Here are the results. The target on the right is single action and 100% combat effective (only 2 shots dropped into the “C” zone). On the left, the double action only target is not so good. And the reason is that as you use more force to pull the trigger, the sympathetic muscle contractions in your hand move your gun off target.

I’ve spent countless hours on the range trying to overcome those sympathetic muscle reactions to get a better, cleaner first shot, but I still haven’t been able to do it. If you’ve seen my competition videos, you may notice that I take three shots at the first target — the reason is that I assume the first round to be a miss thanks to that DA trigger pull.

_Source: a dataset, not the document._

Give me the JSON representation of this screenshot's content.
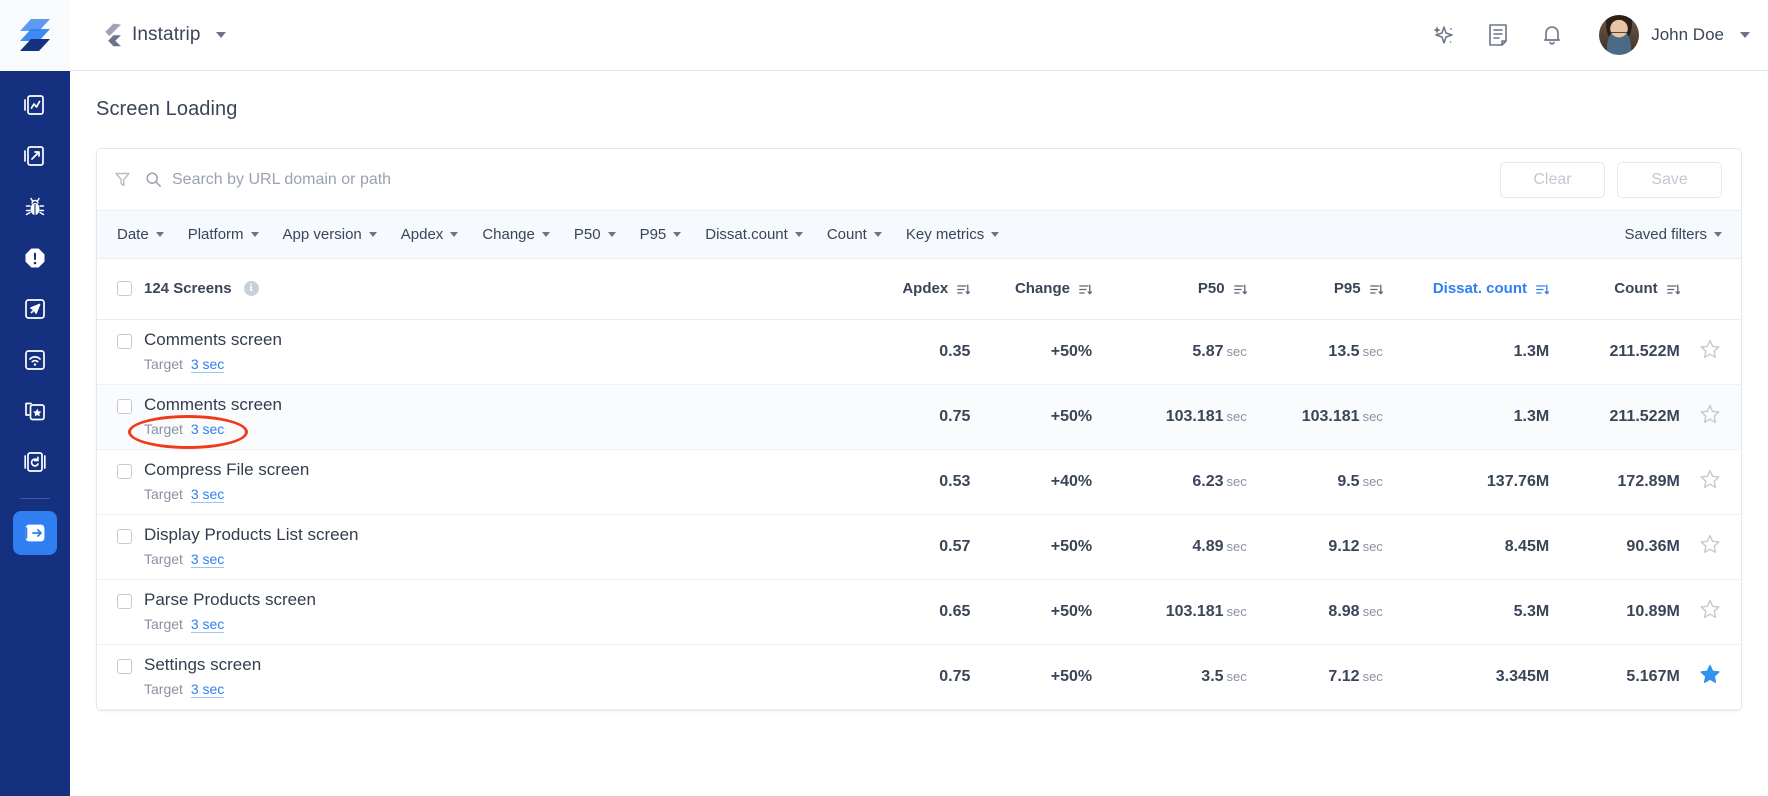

Cops don’t practice nearly as much. A range near where I used to live in Virginia was under contract to the police department to provide free range time and free ammunition to any LEO who wanted to get some practice — no one ever took advantage of it. So its no surprise that when it comes time for them to use their gun in a life or death situation they can’t compensate for that muscle contraction as well as someone who focuses their practice on it.

The same complications keep my NYPD friend from being able to scratch the upper half of the list in competitions. No matter how fast he goes, his heavy DAO trigger keeps him down. The only time he sees improvement in his shooting is when he asks to use my SIG instead.

This heavy trigger pull is exactly the reason I’m selling my competition P226 in favor of either a S&W M&P or a Glock (haven’t quite decided yet) this week. While I agree that bad shooting isn’t necessarily the gun’s fault — and in this case if I spent thousands more hours on the range I could probably get that first round under control — it doesn’t make sense to keep using a gun or equipment that keeps you from being as accurate as you can be.

You can’t throw money at a problem that needs to be fixed through training, but you shouldn’t use equipment that holds you back when you know you can do better, either. And in this case, it seems like the NYPD needs to do both; get some help training their officers AND stop requiring the “ND-proof” 12 pound trigger. Unless they like their cops shooting bystanders, that is.